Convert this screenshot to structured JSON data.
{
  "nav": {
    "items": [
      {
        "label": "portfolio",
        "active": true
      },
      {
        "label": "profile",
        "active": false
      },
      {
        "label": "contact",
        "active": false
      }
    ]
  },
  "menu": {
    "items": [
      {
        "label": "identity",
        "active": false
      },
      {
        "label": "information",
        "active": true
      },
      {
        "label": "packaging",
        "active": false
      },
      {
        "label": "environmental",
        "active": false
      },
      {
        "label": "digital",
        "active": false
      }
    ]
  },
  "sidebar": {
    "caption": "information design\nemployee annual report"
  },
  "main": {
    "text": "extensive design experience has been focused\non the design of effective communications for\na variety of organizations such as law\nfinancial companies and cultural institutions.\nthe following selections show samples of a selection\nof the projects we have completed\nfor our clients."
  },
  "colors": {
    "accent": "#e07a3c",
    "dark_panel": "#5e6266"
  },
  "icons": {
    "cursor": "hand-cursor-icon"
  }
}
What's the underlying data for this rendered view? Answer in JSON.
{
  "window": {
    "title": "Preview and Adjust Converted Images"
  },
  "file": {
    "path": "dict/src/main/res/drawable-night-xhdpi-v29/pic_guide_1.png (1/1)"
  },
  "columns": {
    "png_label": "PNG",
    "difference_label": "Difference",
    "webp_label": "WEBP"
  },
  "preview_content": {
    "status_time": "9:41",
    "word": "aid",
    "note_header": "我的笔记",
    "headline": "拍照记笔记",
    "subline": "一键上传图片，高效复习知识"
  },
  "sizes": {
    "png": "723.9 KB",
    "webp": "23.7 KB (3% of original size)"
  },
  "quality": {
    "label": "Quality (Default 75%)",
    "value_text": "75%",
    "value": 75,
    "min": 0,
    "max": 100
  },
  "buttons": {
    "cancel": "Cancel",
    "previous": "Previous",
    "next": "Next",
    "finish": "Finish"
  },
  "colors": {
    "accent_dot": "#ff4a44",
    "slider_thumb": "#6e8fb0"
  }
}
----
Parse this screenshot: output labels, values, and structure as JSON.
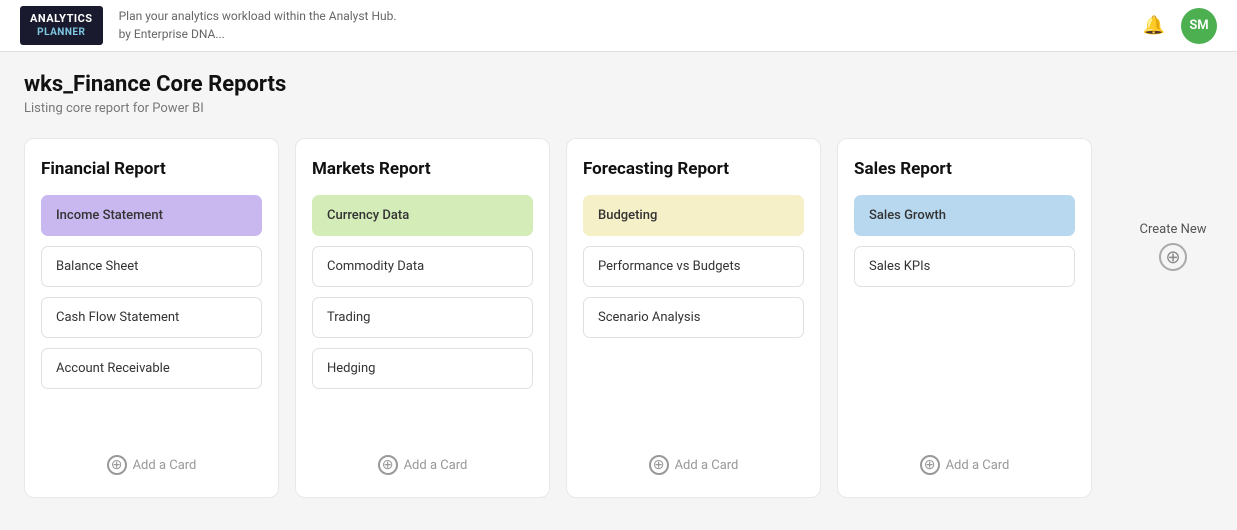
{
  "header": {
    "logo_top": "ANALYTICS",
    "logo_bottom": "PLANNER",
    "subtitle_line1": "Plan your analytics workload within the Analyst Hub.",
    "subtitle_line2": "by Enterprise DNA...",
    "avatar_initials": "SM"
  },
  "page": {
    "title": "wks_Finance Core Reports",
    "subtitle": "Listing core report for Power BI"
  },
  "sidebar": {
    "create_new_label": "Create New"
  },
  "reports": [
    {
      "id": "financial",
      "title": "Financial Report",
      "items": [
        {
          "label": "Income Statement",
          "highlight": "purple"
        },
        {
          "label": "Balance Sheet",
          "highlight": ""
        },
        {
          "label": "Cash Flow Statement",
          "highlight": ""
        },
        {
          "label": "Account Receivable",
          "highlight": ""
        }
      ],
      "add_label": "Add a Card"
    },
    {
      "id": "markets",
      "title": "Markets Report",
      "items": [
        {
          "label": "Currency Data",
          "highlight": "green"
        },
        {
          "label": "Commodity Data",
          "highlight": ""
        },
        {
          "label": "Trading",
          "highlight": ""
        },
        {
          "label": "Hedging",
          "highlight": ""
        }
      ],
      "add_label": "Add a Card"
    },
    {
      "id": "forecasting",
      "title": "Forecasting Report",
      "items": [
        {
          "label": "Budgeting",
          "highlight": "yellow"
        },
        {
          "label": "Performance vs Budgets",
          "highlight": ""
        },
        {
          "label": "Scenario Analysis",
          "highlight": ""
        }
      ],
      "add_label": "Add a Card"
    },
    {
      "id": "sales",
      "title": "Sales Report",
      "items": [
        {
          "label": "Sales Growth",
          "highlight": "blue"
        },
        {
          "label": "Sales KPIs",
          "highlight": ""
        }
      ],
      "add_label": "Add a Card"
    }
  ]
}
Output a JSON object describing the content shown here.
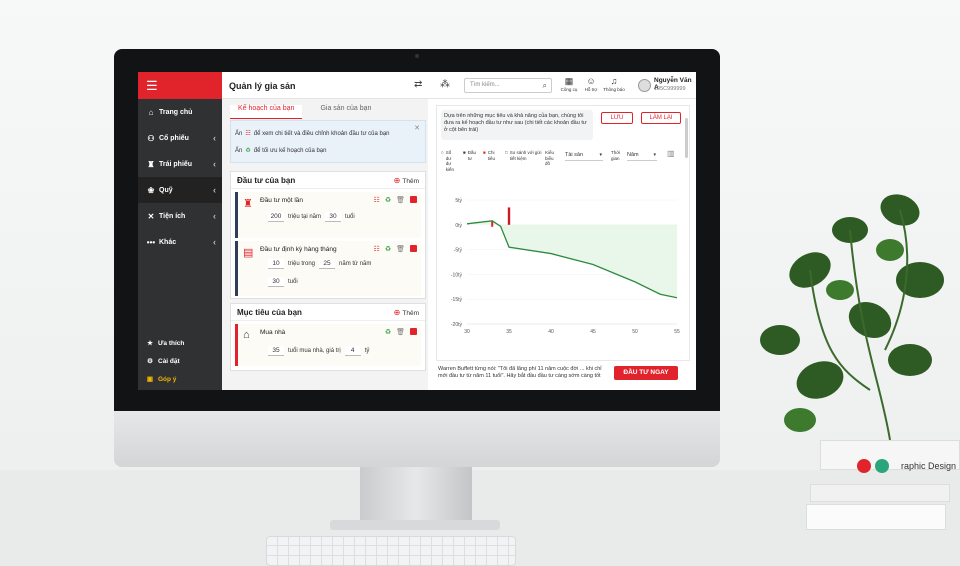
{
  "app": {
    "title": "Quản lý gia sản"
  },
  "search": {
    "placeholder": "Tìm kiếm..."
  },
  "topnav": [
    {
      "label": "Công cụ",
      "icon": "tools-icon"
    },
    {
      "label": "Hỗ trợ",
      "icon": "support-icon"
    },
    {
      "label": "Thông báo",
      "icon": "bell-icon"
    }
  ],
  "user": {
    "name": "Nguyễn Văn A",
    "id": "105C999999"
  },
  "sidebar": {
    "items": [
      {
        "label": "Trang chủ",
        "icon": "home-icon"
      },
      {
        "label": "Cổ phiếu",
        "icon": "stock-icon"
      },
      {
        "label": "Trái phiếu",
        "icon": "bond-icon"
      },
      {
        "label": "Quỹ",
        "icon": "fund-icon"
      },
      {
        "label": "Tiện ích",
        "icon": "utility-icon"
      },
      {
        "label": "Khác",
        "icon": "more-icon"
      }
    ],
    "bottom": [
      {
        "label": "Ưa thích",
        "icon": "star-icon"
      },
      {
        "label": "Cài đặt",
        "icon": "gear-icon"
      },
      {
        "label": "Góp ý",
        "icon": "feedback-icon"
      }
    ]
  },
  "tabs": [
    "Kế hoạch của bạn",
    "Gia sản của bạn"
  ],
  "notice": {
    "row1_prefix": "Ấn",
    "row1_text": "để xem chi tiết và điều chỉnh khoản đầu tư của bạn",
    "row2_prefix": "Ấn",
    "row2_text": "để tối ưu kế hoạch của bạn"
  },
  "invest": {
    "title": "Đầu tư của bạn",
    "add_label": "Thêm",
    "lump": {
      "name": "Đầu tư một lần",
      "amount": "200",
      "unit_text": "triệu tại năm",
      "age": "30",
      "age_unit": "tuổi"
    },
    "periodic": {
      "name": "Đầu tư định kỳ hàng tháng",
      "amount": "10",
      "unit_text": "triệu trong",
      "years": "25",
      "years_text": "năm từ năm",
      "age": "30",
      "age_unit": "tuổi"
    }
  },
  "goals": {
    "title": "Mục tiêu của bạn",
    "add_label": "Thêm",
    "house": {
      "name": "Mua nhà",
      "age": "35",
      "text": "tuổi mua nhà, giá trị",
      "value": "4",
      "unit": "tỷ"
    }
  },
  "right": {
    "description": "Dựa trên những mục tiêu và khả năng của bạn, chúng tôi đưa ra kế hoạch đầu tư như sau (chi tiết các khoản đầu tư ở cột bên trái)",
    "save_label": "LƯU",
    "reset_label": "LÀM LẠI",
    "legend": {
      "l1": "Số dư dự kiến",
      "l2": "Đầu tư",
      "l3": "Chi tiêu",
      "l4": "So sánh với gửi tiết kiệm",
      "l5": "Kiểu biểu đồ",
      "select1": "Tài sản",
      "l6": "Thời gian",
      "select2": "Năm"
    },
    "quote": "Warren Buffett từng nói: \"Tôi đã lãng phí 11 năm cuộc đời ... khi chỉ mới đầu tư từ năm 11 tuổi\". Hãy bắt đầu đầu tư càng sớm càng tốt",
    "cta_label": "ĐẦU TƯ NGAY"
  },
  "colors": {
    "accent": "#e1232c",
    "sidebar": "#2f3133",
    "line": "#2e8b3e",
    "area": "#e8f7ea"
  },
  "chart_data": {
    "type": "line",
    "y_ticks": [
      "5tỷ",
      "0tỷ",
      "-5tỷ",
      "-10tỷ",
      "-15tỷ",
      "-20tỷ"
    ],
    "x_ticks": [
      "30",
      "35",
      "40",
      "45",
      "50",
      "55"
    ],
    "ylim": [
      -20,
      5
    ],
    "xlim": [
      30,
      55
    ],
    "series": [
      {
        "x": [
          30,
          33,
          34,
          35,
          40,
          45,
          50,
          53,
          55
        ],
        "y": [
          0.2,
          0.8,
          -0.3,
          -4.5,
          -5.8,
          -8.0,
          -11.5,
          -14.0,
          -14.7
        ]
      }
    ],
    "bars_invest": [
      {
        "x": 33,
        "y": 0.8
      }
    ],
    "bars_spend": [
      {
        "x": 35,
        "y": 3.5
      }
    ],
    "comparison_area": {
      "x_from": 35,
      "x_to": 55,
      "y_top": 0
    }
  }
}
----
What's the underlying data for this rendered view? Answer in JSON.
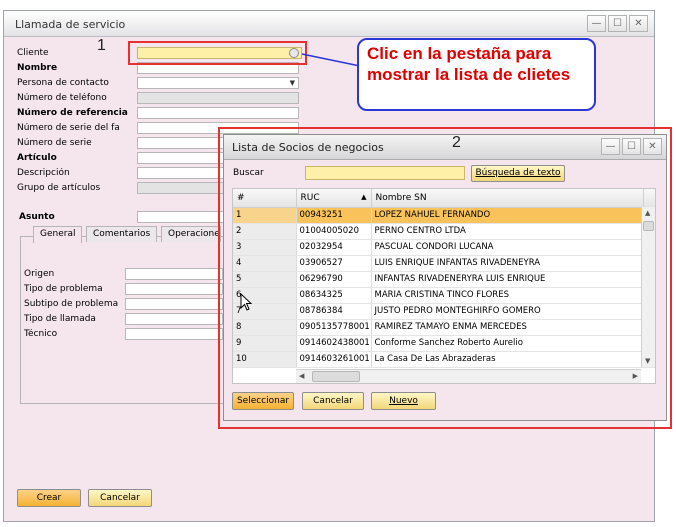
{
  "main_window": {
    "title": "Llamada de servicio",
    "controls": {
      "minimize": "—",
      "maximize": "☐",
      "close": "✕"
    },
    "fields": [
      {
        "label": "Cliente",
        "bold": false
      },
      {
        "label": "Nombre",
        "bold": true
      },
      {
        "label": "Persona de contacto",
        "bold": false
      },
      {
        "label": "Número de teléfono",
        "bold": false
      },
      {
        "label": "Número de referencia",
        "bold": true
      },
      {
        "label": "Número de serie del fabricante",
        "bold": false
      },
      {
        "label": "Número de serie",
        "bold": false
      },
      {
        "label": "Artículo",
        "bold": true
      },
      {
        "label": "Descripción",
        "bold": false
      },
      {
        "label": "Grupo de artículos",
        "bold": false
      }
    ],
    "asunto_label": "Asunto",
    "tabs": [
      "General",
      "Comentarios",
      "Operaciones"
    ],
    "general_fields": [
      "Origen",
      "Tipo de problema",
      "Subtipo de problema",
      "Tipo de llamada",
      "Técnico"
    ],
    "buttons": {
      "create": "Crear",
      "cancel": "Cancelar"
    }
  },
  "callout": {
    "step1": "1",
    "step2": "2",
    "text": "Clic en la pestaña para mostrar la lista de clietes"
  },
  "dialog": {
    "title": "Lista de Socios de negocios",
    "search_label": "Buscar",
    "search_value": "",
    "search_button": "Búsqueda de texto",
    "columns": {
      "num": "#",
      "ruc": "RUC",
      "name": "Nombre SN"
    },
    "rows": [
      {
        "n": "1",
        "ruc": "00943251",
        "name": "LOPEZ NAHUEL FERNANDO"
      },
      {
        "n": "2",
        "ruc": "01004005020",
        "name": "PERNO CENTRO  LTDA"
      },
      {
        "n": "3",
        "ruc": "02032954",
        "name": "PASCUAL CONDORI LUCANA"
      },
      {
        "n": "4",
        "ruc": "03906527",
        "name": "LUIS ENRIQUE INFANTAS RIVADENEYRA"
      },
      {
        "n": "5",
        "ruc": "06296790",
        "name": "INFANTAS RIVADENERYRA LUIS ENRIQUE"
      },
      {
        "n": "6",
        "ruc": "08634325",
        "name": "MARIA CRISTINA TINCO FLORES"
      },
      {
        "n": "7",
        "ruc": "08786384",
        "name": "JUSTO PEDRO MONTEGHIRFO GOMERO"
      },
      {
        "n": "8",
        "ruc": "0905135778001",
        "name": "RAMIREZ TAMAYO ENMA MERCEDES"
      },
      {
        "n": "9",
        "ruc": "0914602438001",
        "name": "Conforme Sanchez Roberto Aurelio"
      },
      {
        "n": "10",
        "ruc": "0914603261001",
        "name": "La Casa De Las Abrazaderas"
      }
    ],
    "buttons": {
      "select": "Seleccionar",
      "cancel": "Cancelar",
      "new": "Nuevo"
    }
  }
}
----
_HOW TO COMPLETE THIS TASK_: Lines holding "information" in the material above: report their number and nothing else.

_EXERCISE SOLUTION_: 2